– The PA also rejected changing the eligibility requirements for unrestricted free agency and reducing entry level contracts by one year. I’ve heard the league might be willing to concede on the latter, but remains firm on increasing the eligibility for UFA status to age 28 or eight years of NHL service.
– Elimination of team’s right to walk away from an arbiter’s decision. Few teams have gone that route, but my guess is team owners would prefer to keep that option, just as the players want to retain their arbitration rights.
– No buyouts for players earning $3 million per season or less. As with rejecting an arbiter’s decision, buyouts for those players doesn’t happen often, but I suspect teams would prefer to retain that option.
– Players demoted to the minors or loaned overseas with contracts worth over $1 million count against the cap. The league wants it at $525K. They might be willing to come up a little more, but I don’t believe they’ll go to $1 million.
So does the league’s rejection of the PA’s proposal signal an impasse in negotiations? Maybe not.
Despite the usual post-proposal rejection rhetoric from both sides, there were some things in the PA’s proposal which the league should like.
As Toronto Star columnist Kevin McGran observed prior to the PA’s proposal, some of them are “common ground” issues (Trading cap space, third-party arbiter for on- and off-ice discipline, elimination of re-entry waivers) likely to be part of future proposals, and the eventual agreement.
The PA’s suggestions to address the issues of burying contracts in the minors and front-loading contracts should move the sides closer to resolution on those points.
The league might also give some consideration to the PA’s suggestion of changing the distance between the salary cap maximum and minimum from a dollar figure to a percentage, in which the maximum would be 20 percent above the mid-point and the minimum 20 percent under, rather than the $8 million distance on each side of the mid-point used under the previous CBA.
That would significantly lower the cap floor for struggling teams, while allowing free-spenders more cap space at the upper end.
At least, as RDS’s Renaud Lavoie stated, the “war of numbers” is over, as the league and the PA agreed they were “only” $182 million apart.
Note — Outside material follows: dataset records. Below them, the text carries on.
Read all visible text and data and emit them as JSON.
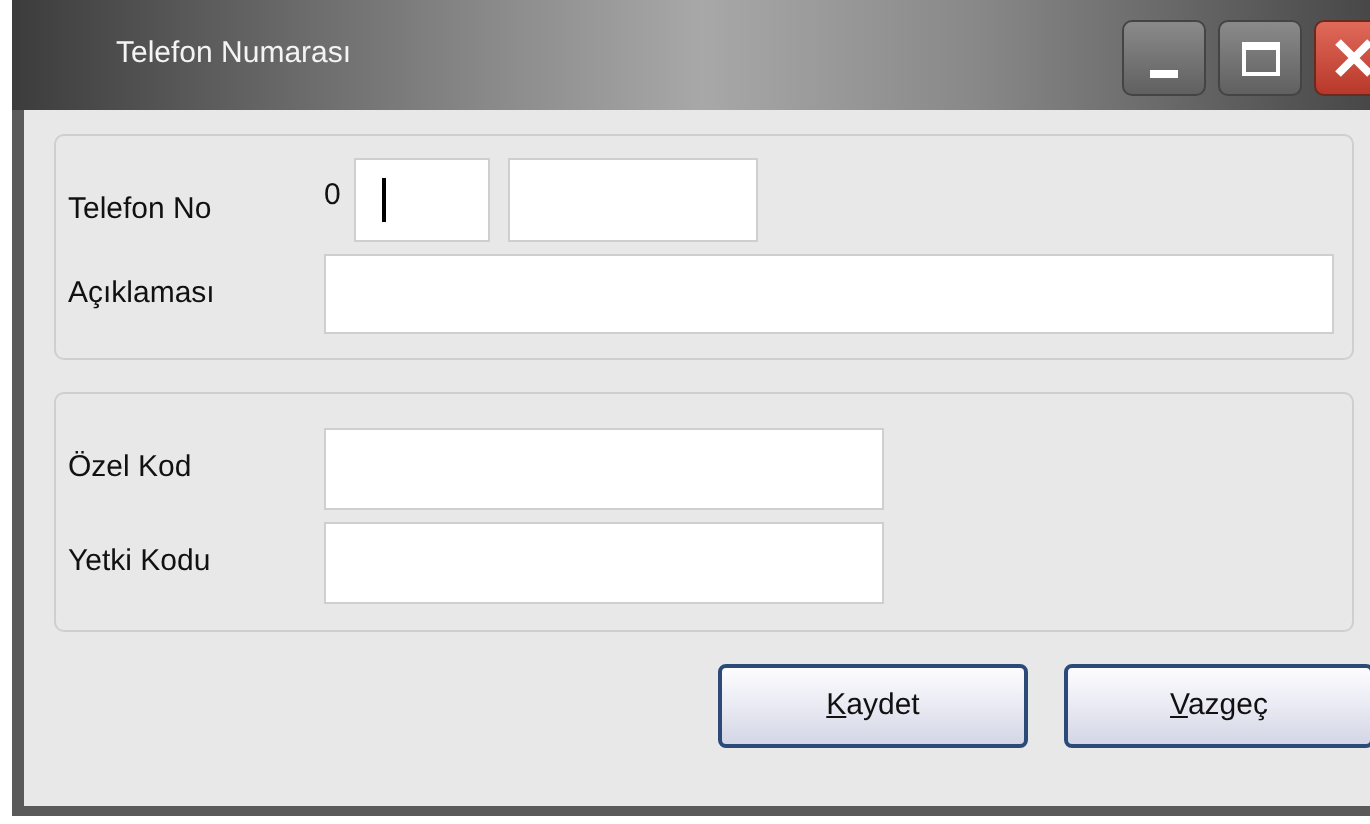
{
  "window": {
    "title": "Telefon Numarası"
  },
  "phone_group": {
    "label": "Telefon No",
    "prefix": "0",
    "fields": [
      {
        "focused": true
      },
      {
        "focused": false
      }
    ]
  },
  "description": {
    "label": "Açıklaması"
  },
  "codes": [
    {
      "label": "Özel Kod"
    },
    {
      "label": "Yetki Kodu"
    }
  ],
  "buttons": [
    {
      "mnemonic": "K",
      "rest": "aydet"
    },
    {
      "mnemonic": "V",
      "rest": "azgeç"
    }
  ]
}
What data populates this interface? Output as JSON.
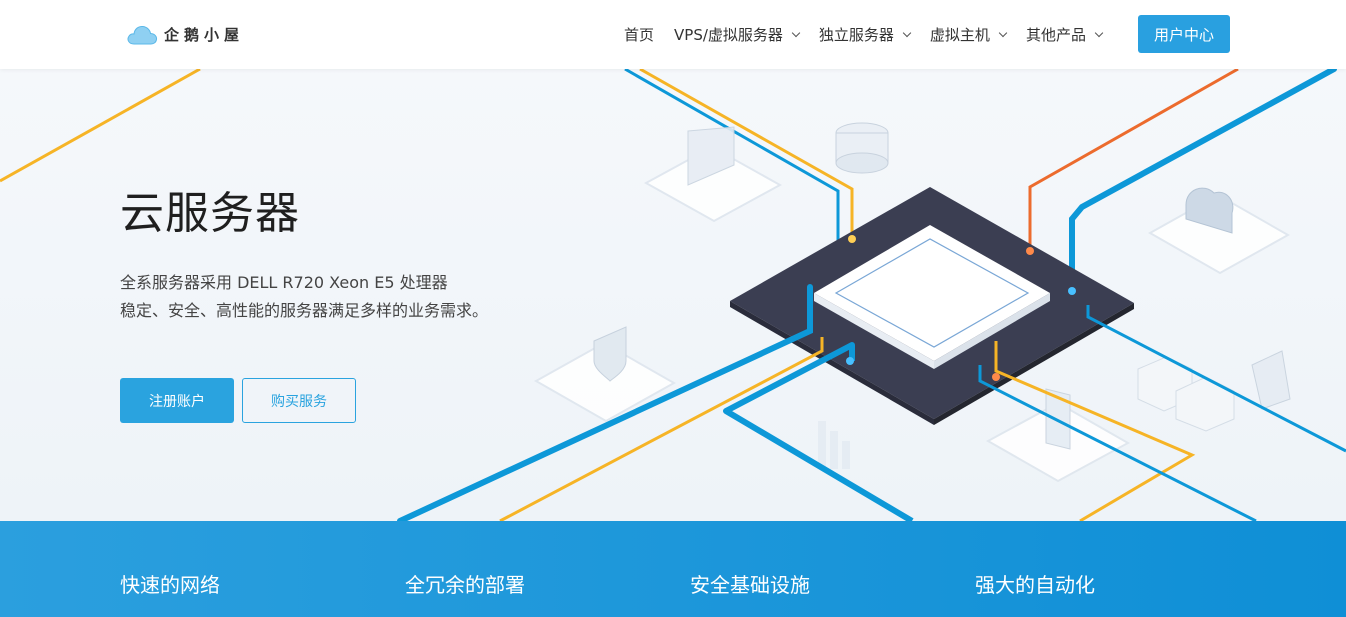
{
  "brand": {
    "logo_text": "企鹅小屋",
    "logo_icon": "cloud-icon"
  },
  "nav": {
    "items": [
      {
        "label": "首页",
        "has_dropdown": false
      },
      {
        "label": "VPS/虚拟服务器",
        "has_dropdown": true
      },
      {
        "label": "独立服务器",
        "has_dropdown": true
      },
      {
        "label": "虚拟主机",
        "has_dropdown": true
      },
      {
        "label": "其他产品",
        "has_dropdown": true
      }
    ],
    "user_center_label": "用户中心"
  },
  "hero": {
    "title": "云服务器",
    "desc_line1": "全系服务器采用 DELL R720 Xeon E5 处理器",
    "desc_line2": "稳定、安全、高性能的服务器满足多样的业务需求。",
    "register_label": "注册账户",
    "buy_label": "购买服务"
  },
  "features": {
    "items": [
      "快速的网络",
      "全冗余的部署",
      "安全基础设施",
      "强大的自动化"
    ]
  },
  "colors": {
    "accent": "#29a0e0",
    "feature_bar": "#1896d9",
    "line_blue": "#0d98d8",
    "line_yellow": "#f6b426",
    "line_orange": "#ec6b2d",
    "chip_dark": "#3b3e52"
  }
}
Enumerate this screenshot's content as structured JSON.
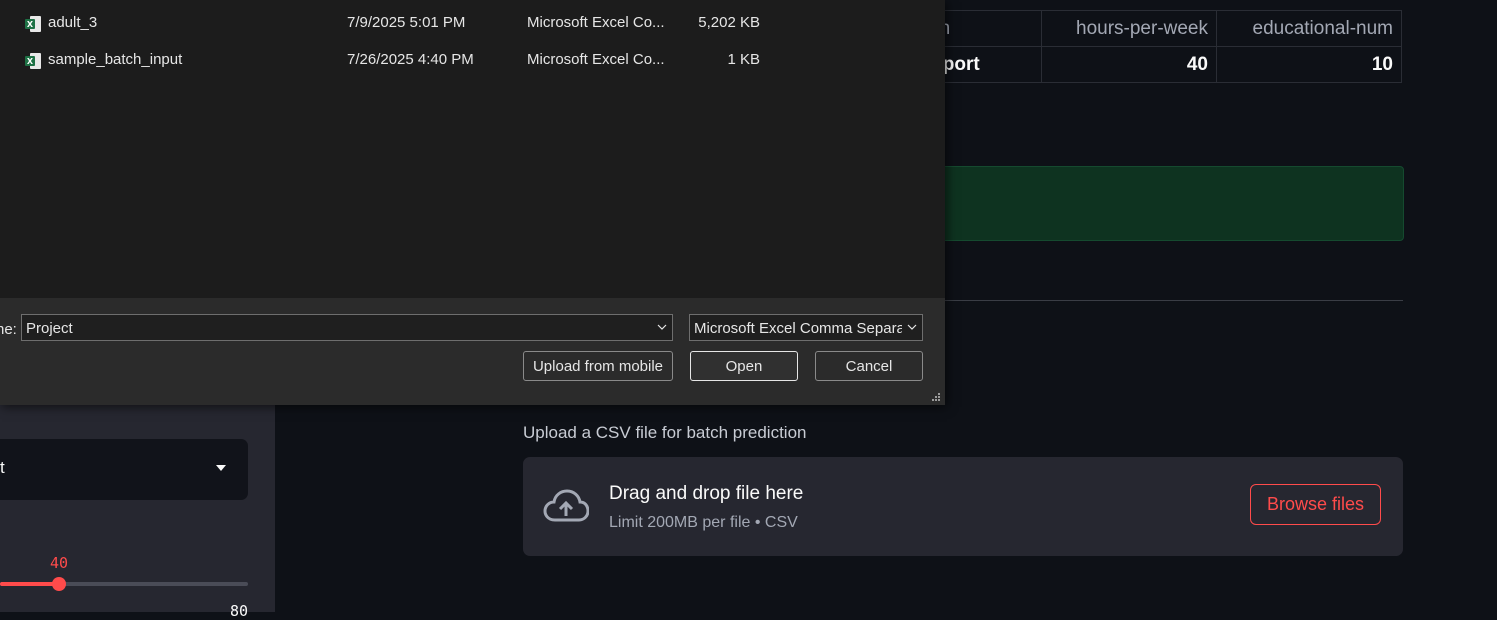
{
  "sidebar": {
    "select_value": "t",
    "slider": {
      "value_label": "40",
      "max_label": "80",
      "fraction": 0.236
    }
  },
  "table": {
    "headers": [
      "ation",
      "hours-per-week",
      "educational-num"
    ],
    "row": [
      "support",
      "40",
      "10"
    ]
  },
  "uploader": {
    "label": "Upload a CSV file for batch prediction",
    "drop_title": "Drag and drop file here",
    "drop_limit": "Limit 200MB per file • CSV",
    "browse_label": "Browse files",
    "accent": "#ff4b4b"
  },
  "dialog": {
    "files": [
      {
        "name": "adult_3",
        "date": "7/9/2025 5:01 PM",
        "type": "Microsoft Excel Co...",
        "size": "5,202 KB",
        "icon": "excel-file-icon"
      },
      {
        "name": "sample_batch_input",
        "date": "7/26/2025 4:40 PM",
        "type": "Microsoft Excel Co...",
        "size": "1 KB",
        "icon": "excel-file-icon"
      }
    ],
    "filename_label": "ne:",
    "filename_value": "Project",
    "filter_value": "Microsoft Excel Comma Separated",
    "upload_mobile_label": "Upload from mobile",
    "open_label": "Open",
    "cancel_label": "Cancel"
  }
}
Now, it’s a question of closing a gap which was significantly wider not that long ago.
The two sides have reportedly agreed to meet again on Friday, and while there probably won’t be much “traction” gained, there appears to be more movement – painfully slow as it is – toward a potential agreement.